The Dark ages festival of Samhain

Wednesday, October 31, 2012

- The summers end and coming of darkness -

Tonight we’re celebrating Halloween in our own very modern way with pumpkins, parties and trick or treats galore. But to find the origins of Halloween we have to firstly go back to the early Christian festival of 'All Hallow’s Eve,' celebrated as the night before ‘Hallowmas’ which later became known as All Saints Day. However, did you know that back in the dark ages, before Christianity came to Britain and the period where my story Shadowland takes place, there was also a festival celebrated at this time, and it was known as Samhain, which translates as summer’s end.
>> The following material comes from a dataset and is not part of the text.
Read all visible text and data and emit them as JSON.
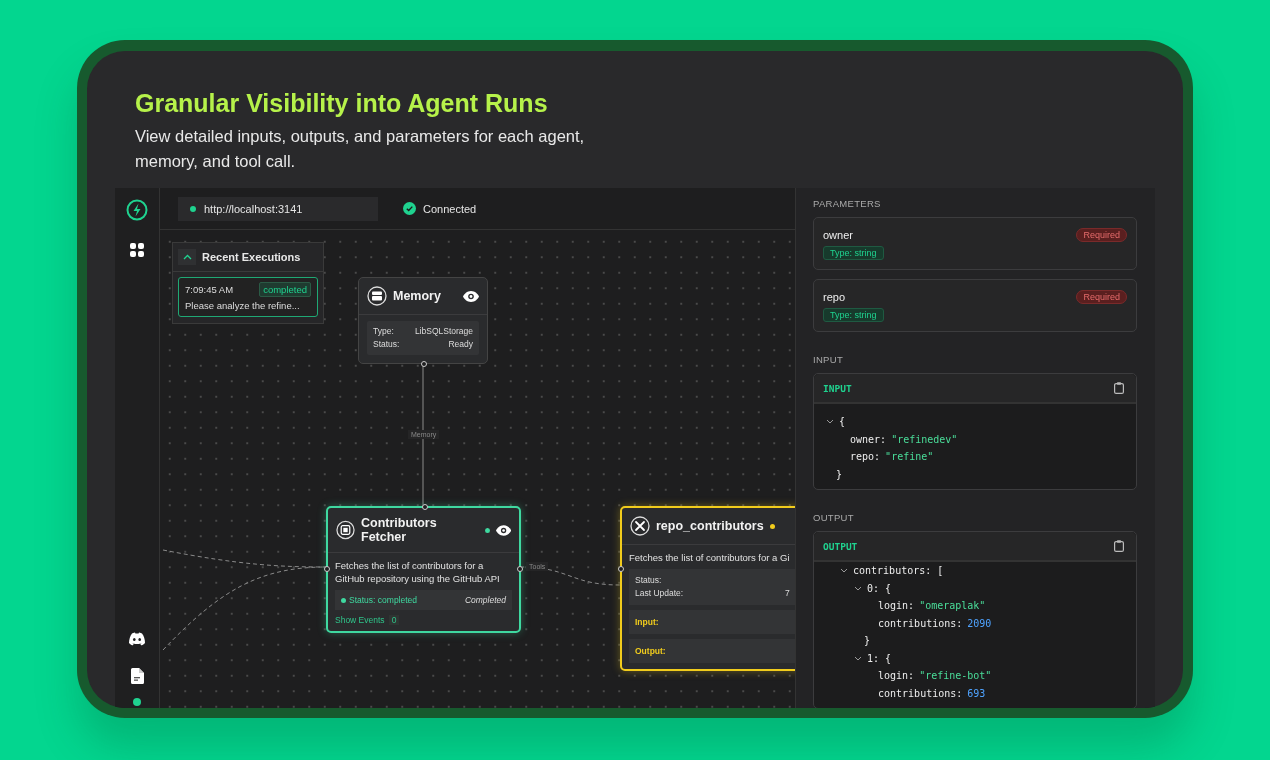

Samhain took place on or about the 31st October because it’s the day that falls midway between the autumn equinox and the winter solstice. To the tribes of dark age Britain, it was the last day of summer and the first day of winter - they only had two seasons.

In the villages, Samhain was a time of preparation for the long hard winter ahead. Last crops, hay and firewood were stored in well thatched huts and cattle brought down from the high summer pastures with those destined to be eaten, slaughtered as part of the Samhain celebration.

On the night of Samhain, two great fires were lit in the middle of the village and before the feasting the returning cattle and the people would walk between the walls of flame in a ritual of cleansing, throwing bones and offerings into the flames as they passed.

The superstitious people of the dark ages saw the night of Samhain and their fires as the time when the doorway to the Shadowland, the land of the spirits, became open and the two worlds would almost becoming one. In the dark ages village, old age was respected for its wisdom and dying was not feared but seen as part of the normal course of life, it was on the night of Samhain when the dead could be spoken to, advice sought and honoured ancestors who had passed into the Shadowlandinvited to feast with their families and loved ones. It was very auspicious if a child was born on the night of Samhain, for it was known that the child would become a druid or dreamer, one that could commune with the Shadowland.

So while you celebrate Halloween cast your mind back to the dark ages, peak into the Shadowland and take a glimpse of Samhain, it is, after all, your past and maybe you can invite your ancestors to join you!

1 comment:

  1. Awesome post, Samhain is the most evocative and atmospheric time of year for me. We live in a part of the UK where you can often find evidence of ancient cultures scattered in the ploughed fields nearby. Saxon, Viking and Ancient British - sometimes it feels as if the past is still alive in so many ways, especially on All Hallows Eve. ;)
    Happy Samhain Chris!